Sabre Holdings, which provides travel services, set up a scoring system for getting questions answered. Nearly 70 percent of the questions were answered in an hour, and 88 percent were answered within 24 hours. The company estimated that it saved $500,000 from using the system. "One of the main factors for success is the corporate culture," said Rodgers. "Not every company is a good fit, but for those that are, games can be very effective for employment engagement and performance."
Attendees came from many locations, including Canada, Australia, South Africa and Israel to participate in the sessions and explore the products and services represented at the Enterprise Solutions Showcase. They were enthusiastic, interactive and appreciative of the broad range of learning opportunities that the conference provided.
Perspectives on big data
Big data is overhyped right now, according to Kamran Khan, CEO of Search Technologies, but it will become a critical part of the architecture of search. In his keynote presentation, "A New Search Architecture for the Big Data Era," at KMWorld 2013, Kahn explained the method used in analysis of big data, which entails breaking down very large data sets into pieces that can be stored on commodity computers, analyzed and the results re-aggregated. The technology originated with Google, which created MapReduce to analyze log files on usage of websites.

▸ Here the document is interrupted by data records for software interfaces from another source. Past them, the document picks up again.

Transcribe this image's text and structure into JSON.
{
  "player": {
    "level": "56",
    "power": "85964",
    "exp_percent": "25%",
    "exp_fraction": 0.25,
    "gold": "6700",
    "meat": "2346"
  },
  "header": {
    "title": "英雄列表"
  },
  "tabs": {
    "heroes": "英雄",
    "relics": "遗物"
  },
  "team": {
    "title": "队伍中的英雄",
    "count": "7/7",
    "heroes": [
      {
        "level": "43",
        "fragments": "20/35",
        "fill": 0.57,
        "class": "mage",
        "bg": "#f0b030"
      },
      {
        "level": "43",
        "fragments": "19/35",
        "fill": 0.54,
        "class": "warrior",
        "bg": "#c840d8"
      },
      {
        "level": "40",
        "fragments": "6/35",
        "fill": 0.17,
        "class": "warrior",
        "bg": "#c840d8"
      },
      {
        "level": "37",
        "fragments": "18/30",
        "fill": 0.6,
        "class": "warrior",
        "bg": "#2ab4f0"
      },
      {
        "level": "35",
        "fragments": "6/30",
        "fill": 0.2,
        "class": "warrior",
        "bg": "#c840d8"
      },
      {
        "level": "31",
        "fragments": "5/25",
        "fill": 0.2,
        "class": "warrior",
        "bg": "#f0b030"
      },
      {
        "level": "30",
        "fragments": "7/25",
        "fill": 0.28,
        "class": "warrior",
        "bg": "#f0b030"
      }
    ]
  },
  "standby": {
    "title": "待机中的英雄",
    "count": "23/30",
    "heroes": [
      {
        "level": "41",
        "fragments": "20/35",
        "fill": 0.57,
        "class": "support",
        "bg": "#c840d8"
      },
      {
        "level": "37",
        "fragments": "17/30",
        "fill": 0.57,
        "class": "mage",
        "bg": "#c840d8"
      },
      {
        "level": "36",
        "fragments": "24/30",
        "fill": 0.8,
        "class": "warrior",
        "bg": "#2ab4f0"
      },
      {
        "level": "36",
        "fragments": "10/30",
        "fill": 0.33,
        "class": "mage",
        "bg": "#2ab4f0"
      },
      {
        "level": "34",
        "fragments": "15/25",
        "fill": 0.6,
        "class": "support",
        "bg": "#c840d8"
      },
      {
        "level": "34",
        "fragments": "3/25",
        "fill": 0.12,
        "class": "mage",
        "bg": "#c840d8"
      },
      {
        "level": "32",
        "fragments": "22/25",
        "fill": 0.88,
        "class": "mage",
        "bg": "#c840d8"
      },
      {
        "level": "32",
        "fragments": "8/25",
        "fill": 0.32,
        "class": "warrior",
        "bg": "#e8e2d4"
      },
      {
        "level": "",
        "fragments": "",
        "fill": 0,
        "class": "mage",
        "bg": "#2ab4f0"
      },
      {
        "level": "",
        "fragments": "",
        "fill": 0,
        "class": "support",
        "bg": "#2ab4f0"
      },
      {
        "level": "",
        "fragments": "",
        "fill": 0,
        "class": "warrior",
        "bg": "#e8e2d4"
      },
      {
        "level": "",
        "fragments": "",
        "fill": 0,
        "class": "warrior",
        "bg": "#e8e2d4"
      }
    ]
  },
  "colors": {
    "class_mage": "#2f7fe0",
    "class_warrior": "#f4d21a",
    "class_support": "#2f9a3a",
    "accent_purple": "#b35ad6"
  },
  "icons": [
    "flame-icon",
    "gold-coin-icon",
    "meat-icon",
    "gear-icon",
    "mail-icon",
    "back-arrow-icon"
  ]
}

In his presentation on "Big Data vs. Human Data," David Snowden, founder and chief scientific officer of Cognitive Edge, spoke about the importance of using technology to augment human intelligence rather than replacing it. In the past, attempts were made to use computers to replace people in key positions, especially those involving judgments, which was ineffective. "Big data is dependent on things happening so it can study the events," Snowden explained. "In contrast, human networks can be deliberately created that can be polled to explain why things happen under conditions that could not have been predicted."
We are data rich and information poor, according to Jeff Veis, VP marketing, Protect Solutions, Autonomy, an HP company (hp.com). His presentation on "Enterprise Search in the Age of Big Data" also discussed the challenges of search. "Transactional data is surrounded by unstructured data that is difficult to analyze," said Veis. Large financial institutions are archiving information with Autonomy, on the order of a trillion interactions per month. Those records are then analyzed for signs of fraud based on word patterns, because such patterns can reveal fraud even though no "red flag" words are used.
KM and big data was the first on the list of Top 5 Knowledge Management Predictions for 2013-2014 presented by Jay Liebowitz, professor and author of Big Data and Business Analytics. "Big data can provide big knowledge and insights," said Liebowitz, "but the integration and synthesis of big data with analytics can be a challenge." Developing a big data framework and taxonomy are important for the proper application of analytics. In addition, organizations also need to put the right talent in place. The number of jobs for big data specialists is expanding more rapidly than the near-term supply. Finally, the right workflows and incentives need to be created, in order to enable access to the large volumes of third-party data that support big data analytics.